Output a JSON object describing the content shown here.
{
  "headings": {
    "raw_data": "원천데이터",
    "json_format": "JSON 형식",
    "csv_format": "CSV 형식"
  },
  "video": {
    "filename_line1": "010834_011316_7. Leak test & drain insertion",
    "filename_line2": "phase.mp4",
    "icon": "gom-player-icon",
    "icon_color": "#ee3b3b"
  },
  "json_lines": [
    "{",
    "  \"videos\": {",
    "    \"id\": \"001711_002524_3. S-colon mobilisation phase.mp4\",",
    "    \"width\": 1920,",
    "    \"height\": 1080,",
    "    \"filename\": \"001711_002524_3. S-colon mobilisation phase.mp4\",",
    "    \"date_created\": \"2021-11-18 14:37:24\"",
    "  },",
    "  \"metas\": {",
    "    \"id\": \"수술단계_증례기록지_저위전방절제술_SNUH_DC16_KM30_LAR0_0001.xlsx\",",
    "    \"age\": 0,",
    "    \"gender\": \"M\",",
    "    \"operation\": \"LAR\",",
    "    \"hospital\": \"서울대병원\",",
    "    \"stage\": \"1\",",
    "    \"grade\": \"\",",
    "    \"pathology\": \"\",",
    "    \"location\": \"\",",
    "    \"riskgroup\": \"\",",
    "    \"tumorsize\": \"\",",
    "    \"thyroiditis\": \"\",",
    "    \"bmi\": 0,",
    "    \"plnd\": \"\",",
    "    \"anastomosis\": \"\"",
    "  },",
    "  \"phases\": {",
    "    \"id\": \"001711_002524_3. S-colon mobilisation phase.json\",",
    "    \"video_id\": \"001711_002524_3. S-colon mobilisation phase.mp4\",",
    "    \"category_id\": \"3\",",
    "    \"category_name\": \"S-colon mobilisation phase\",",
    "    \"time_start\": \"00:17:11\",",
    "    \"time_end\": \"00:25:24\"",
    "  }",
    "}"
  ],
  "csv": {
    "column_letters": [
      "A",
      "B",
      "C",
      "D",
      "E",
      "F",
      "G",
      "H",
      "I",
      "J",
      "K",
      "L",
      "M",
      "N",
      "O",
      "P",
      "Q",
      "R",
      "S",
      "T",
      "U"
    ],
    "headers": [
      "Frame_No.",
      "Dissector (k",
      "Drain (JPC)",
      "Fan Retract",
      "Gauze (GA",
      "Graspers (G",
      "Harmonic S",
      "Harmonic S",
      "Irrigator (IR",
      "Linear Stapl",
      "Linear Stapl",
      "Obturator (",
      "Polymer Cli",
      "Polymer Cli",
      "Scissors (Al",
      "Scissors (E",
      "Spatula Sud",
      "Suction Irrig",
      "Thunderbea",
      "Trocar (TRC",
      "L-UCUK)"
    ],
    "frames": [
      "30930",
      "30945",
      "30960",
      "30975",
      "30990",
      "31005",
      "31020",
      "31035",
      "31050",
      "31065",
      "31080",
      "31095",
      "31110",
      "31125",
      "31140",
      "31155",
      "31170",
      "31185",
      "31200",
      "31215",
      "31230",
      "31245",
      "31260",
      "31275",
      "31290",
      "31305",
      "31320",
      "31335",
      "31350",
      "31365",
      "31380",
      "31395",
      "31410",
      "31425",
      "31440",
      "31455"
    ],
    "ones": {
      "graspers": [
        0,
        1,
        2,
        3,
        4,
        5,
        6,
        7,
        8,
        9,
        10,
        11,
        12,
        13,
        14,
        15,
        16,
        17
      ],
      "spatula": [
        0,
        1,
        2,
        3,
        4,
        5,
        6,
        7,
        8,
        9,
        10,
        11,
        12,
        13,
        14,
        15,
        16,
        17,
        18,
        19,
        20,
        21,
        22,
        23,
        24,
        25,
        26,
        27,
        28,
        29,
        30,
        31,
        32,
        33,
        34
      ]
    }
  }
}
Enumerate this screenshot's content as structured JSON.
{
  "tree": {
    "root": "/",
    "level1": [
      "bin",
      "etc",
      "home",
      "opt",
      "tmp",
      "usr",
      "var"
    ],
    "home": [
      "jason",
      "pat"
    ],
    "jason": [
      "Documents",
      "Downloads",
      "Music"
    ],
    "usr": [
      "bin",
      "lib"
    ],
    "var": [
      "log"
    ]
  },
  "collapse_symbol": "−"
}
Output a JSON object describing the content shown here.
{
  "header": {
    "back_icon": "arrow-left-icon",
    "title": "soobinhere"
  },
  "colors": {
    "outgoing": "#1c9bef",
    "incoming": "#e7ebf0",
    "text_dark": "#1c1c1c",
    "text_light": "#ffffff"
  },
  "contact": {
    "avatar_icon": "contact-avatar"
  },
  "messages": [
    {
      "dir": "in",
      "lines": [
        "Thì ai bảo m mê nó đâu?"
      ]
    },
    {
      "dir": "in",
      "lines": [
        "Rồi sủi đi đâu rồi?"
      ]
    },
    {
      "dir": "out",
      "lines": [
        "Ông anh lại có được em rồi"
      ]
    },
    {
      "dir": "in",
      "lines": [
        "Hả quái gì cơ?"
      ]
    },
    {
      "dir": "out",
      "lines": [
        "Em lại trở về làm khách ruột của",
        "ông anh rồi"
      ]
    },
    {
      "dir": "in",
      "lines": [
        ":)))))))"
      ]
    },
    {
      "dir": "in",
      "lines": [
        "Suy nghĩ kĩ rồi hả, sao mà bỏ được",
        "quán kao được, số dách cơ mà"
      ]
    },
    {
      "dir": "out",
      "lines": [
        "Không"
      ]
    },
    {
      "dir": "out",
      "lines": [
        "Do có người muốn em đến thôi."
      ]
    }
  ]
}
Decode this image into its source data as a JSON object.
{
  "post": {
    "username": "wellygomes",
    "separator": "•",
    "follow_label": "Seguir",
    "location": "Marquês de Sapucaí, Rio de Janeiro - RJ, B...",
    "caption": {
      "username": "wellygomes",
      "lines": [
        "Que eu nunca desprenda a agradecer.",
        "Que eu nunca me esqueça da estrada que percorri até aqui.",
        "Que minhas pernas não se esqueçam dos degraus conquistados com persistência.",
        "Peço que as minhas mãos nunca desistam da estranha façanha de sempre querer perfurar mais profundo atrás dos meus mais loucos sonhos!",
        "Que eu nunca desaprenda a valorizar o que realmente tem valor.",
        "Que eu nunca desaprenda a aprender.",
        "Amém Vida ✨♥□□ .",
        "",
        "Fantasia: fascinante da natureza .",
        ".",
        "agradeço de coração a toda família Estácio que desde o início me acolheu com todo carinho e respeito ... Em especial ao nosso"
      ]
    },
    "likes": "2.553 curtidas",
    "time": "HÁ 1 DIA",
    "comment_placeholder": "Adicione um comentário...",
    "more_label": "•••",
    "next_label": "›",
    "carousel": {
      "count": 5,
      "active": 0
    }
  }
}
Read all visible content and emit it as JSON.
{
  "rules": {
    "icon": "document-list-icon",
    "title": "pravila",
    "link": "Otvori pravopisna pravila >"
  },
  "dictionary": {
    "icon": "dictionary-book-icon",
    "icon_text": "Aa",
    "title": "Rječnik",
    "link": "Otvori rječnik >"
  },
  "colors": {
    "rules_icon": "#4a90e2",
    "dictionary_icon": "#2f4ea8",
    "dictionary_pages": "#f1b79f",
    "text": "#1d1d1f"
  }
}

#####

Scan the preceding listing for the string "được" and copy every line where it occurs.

        "Ông anh lại có được em rồi"
        "Suy nghĩ kĩ rồi hả, sao mà bỏ được",
        "quán kao được, số dách cơ mà"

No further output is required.